• EXTRACTED MATERIAL:
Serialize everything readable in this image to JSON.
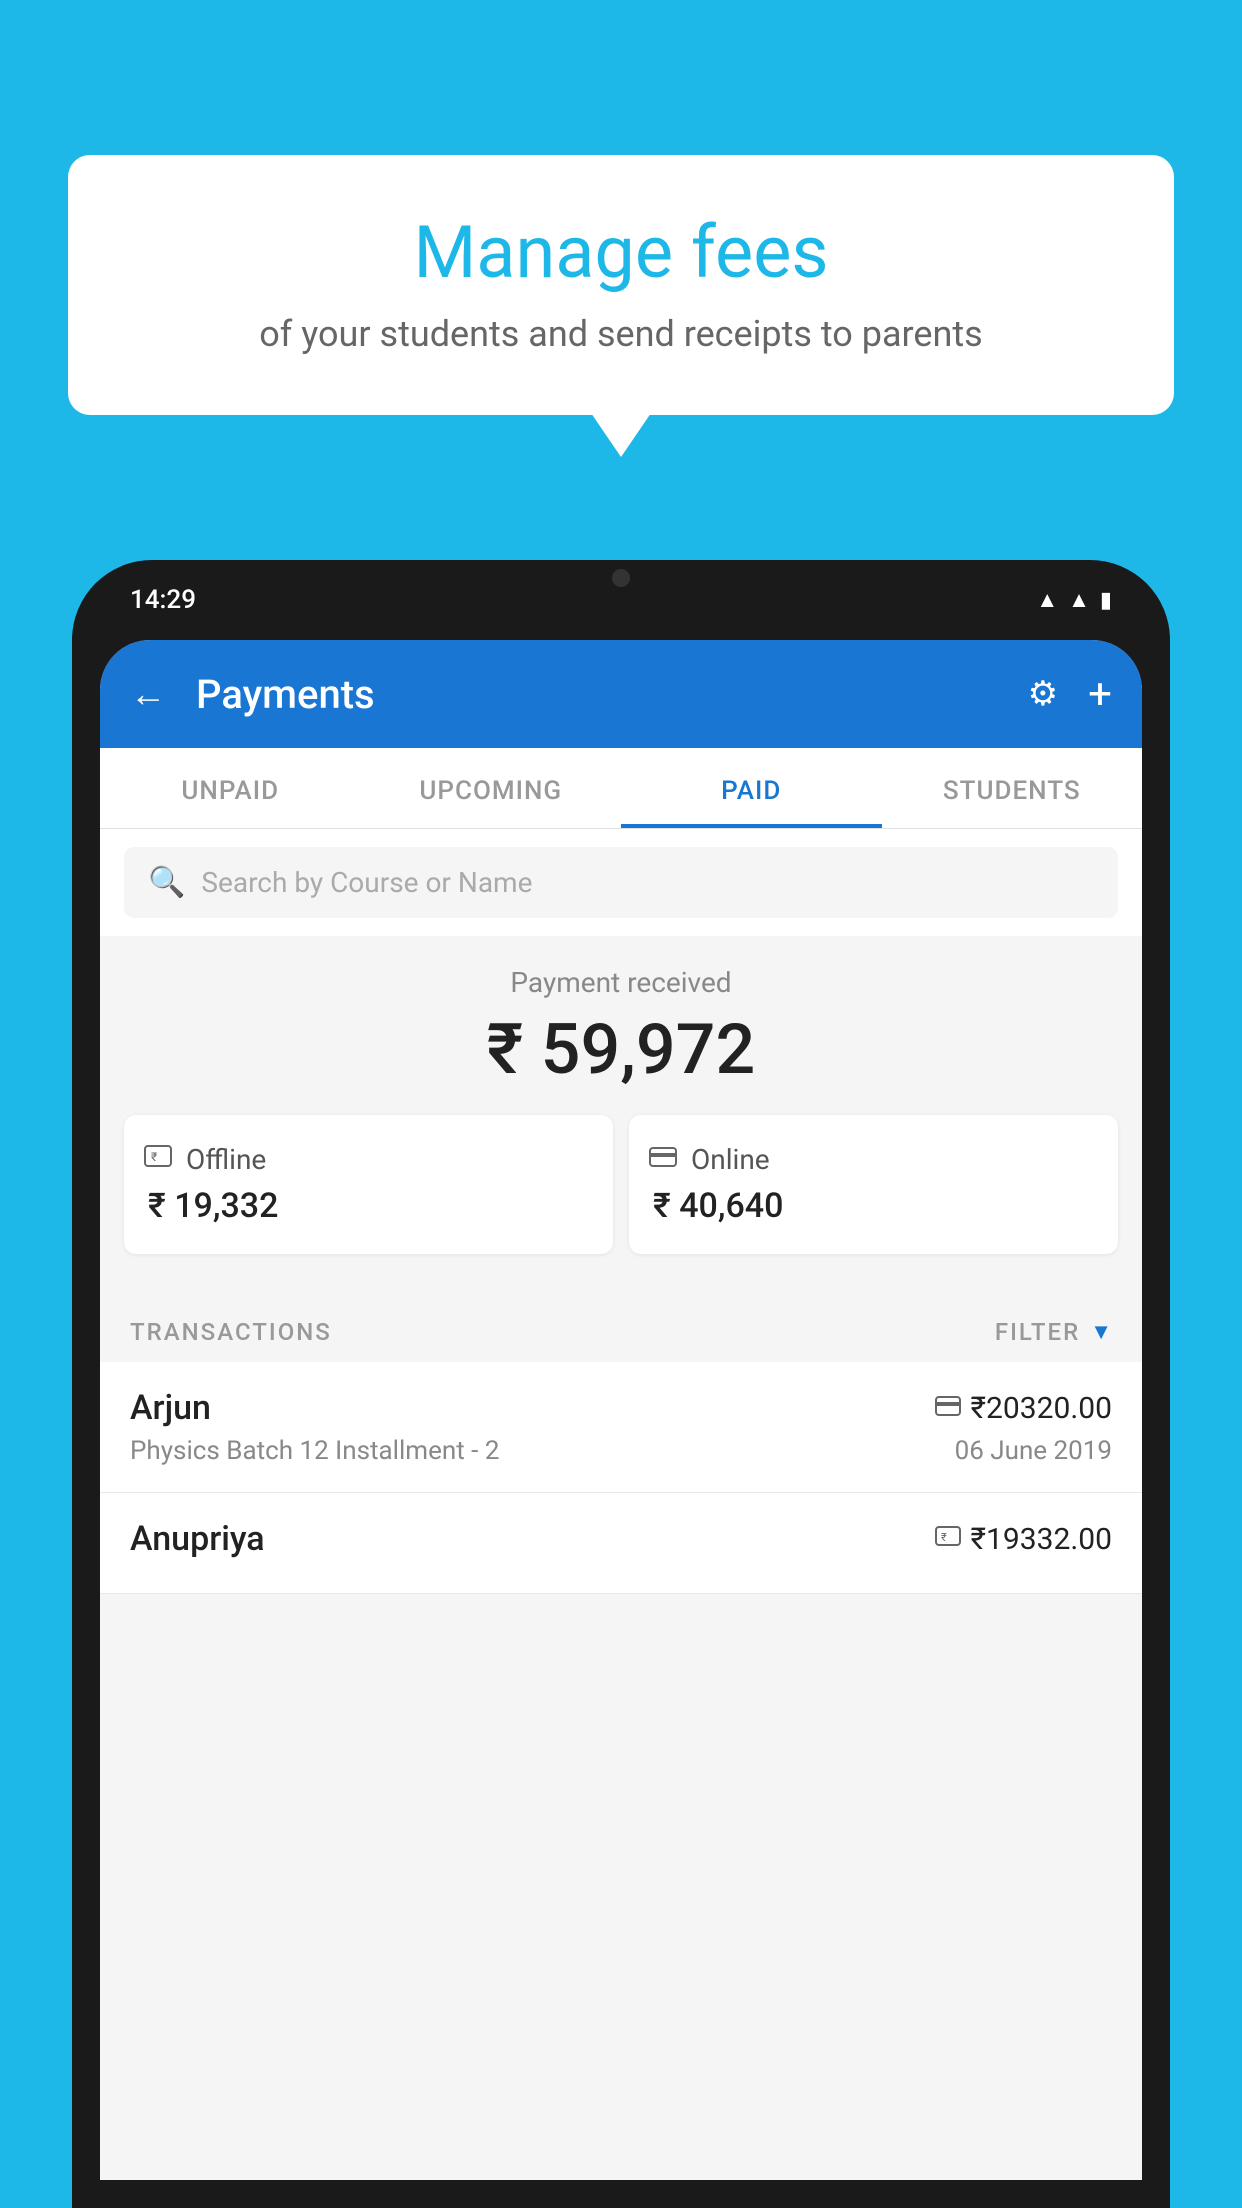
{
  "background_color": "#1eb8e8",
  "speech_bubble": {
    "title": "Manage fees",
    "subtitle": "of your students and send receipts to parents"
  },
  "phone": {
    "status_bar": {
      "time": "14:29",
      "wifi": "▲",
      "signal": "▲",
      "battery": "▮"
    },
    "app_bar": {
      "title": "Payments",
      "back_icon": "←",
      "settings_icon": "⚙",
      "add_icon": "+"
    },
    "tabs": [
      {
        "label": "UNPAID",
        "active": false
      },
      {
        "label": "UPCOMING",
        "active": false
      },
      {
        "label": "PAID",
        "active": true
      },
      {
        "label": "STUDENTS",
        "active": false
      }
    ],
    "search": {
      "placeholder": "Search by Course or Name"
    },
    "payment_summary": {
      "label": "Payment received",
      "amount": "₹ 59,972",
      "offline": {
        "label": "Offline",
        "amount": "₹ 19,332"
      },
      "online": {
        "label": "Online",
        "amount": "₹ 40,640"
      }
    },
    "transactions_section": {
      "label": "TRANSACTIONS",
      "filter_label": "FILTER"
    },
    "transactions": [
      {
        "name": "Arjun",
        "amount": "₹20320.00",
        "course": "Physics Batch 12 Installment - 2",
        "date": "06 June 2019",
        "payment_type": "online"
      },
      {
        "name": "Anupriya",
        "amount": "₹19332.00",
        "course": "",
        "date": "",
        "payment_type": "offline"
      }
    ]
  }
}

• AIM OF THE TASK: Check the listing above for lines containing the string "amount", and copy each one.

• YOUR SOLUTION:
      "amount": "₹ 59,972",
        "amount": "₹ 19,332"
        "amount": "₹ 40,640"
        "amount": "₹20320.00",
        "amount": "₹19332.00",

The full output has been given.